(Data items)
=-=-=-=-=
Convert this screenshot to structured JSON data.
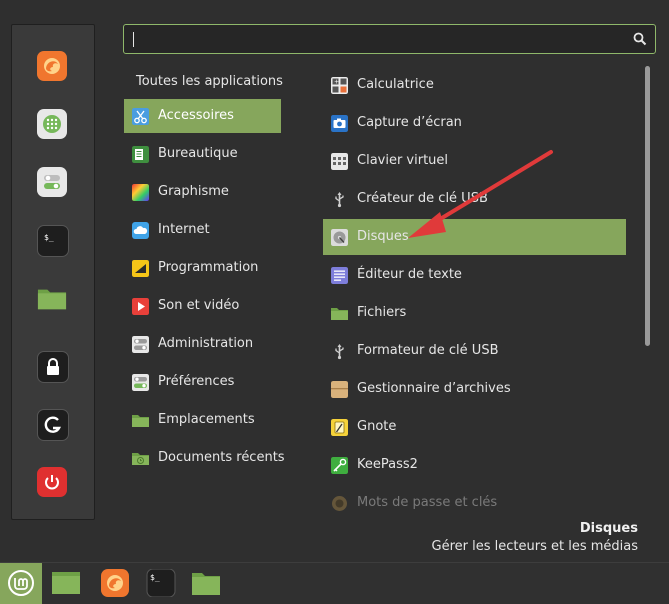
{
  "search": {
    "value": "",
    "placeholder": ""
  },
  "categories": {
    "header": "Toutes les applications",
    "items": [
      {
        "label": "Accessoires",
        "icon": "scissors-icon",
        "active": true
      },
      {
        "label": "Bureautique",
        "icon": "office-icon"
      },
      {
        "label": "Graphisme",
        "icon": "graphics-icon"
      },
      {
        "label": "Internet",
        "icon": "cloud-icon"
      },
      {
        "label": "Programmation",
        "icon": "programming-icon"
      },
      {
        "label": "Son et vidéo",
        "icon": "play-icon"
      },
      {
        "label": "Administration",
        "icon": "admin-toggle-icon"
      },
      {
        "label": "Préférences",
        "icon": "preferences-toggle-icon"
      },
      {
        "label": "Emplacements",
        "icon": "folder-icon"
      },
      {
        "label": "Documents récents",
        "icon": "recent-folder-icon"
      }
    ]
  },
  "apps": [
    {
      "label": "Calculatrice",
      "icon": "calculator-icon"
    },
    {
      "label": "Capture d’écran",
      "icon": "camera-icon"
    },
    {
      "label": "Clavier virtuel",
      "icon": "keyboard-icon"
    },
    {
      "label": "Créateur de clé USB",
      "icon": "usb-icon"
    },
    {
      "label": "Disques",
      "icon": "disk-icon",
      "active": true
    },
    {
      "label": "Éditeur de texte",
      "icon": "text-editor-icon"
    },
    {
      "label": "Fichiers",
      "icon": "folder-icon"
    },
    {
      "label": "Formateur de clé USB",
      "icon": "usb-icon"
    },
    {
      "label": "Gestionnaire d’archives",
      "icon": "archive-icon"
    },
    {
      "label": "Gnote",
      "icon": "note-icon"
    },
    {
      "label": "KeePass2",
      "icon": "key-icon"
    },
    {
      "label": "Mots de passe et clés",
      "icon": "seahorse-icon",
      "dim": true
    }
  ],
  "description": {
    "title": "Disques",
    "text": "Gérer les lecteurs et les médias"
  },
  "favorites": [
    "firefox-icon",
    "software-manager-icon",
    "settings-toggle-icon",
    "terminal-icon",
    "files-folder-icon",
    "lock-icon",
    "logout-icon",
    "power-icon"
  ],
  "taskbar": [
    "mint-menu-icon",
    "show-desktop-icon",
    "firefox-icon",
    "terminal-icon",
    "files-folder-icon"
  ],
  "colors": {
    "accent": "#86a65c",
    "background": "#2f2f2f",
    "annotation_arrow": "#e03a3a"
  }
}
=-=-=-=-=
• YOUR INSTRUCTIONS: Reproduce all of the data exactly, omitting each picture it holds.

• FINAL ANSWER:
Convert this screenshot to structured JSON data.
{
  "search": {
    "value": "",
    "placeholder": ""
  },
  "categories": {
    "header": "Toutes les applications",
    "items": [
      {
        "label": "Accessoires",
        "icon": "scissors-icon",
        "active": true
      },
      {
        "label": "Bureautique",
        "icon": "office-icon"
      },
      {
        "label": "Graphisme",
        "icon": "graphics-icon"
      },
      {
        "label": "Internet",
        "icon": "cloud-icon"
      },
      {
        "label": "Programmation",
        "icon": "programming-icon"
      },
      {
        "label": "Son et vidéo",
        "icon": "play-icon"
      },
      {
        "label": "Administration",
        "icon": "admin-toggle-icon"
      },
      {
        "label": "Préférences",
        "icon": "preferences-toggle-icon"
      },
      {
        "label": "Emplacements",
        "icon": "folder-icon"
      },
      {
        "label": "Documents récents",
        "icon": "recent-folder-icon"
      }
    ]
  },
  "apps": [
    {
      "label": "Calculatrice",
      "icon": "calculator-icon"
    },
    {
      "label": "Capture d’écran",
      "icon": "camera-icon"
    },
    {
      "label": "Clavier virtuel",
      "icon": "keyboard-icon"
    },
    {
      "label": "Créateur de clé USB",
      "icon": "usb-icon"
    },
    {
      "label": "Disques",
      "icon": "disk-icon",
      "active": true
    },
    {
      "label": "Éditeur de texte",
      "icon": "text-editor-icon"
    },
    {
      "label": "Fichiers",
      "icon": "folder-icon"
    },
    {
      "label": "Formateur de clé USB",
      "icon": "usb-icon"
    },
    {
      "label": "Gestionnaire d’archives",
      "icon": "archive-icon"
    },
    {
      "label": "Gnote",
      "icon": "note-icon"
    },
    {
      "label": "KeePass2",
      "icon": "key-icon"
    },
    {
      "label": "Mots de passe et clés",
      "icon": "seahorse-icon",
      "dim": true
    }
  ],
  "description": {
    "title": "Disques",
    "text": "Gérer les lecteurs et les médias"
  },
  "favorites": [
    "firefox-icon",
    "software-manager-icon",
    "settings-toggle-icon",
    "terminal-icon",
    "files-folder-icon",
    "lock-icon",
    "logout-icon",
    "power-icon"
  ],
  "taskbar": [
    "mint-menu-icon",
    "show-desktop-icon",
    "firefox-icon",
    "terminal-icon",
    "files-folder-icon"
  ],
  "colors": {
    "accent": "#86a65c",
    "background": "#2f2f2f",
    "annotation_arrow": "#e03a3a"
  }
}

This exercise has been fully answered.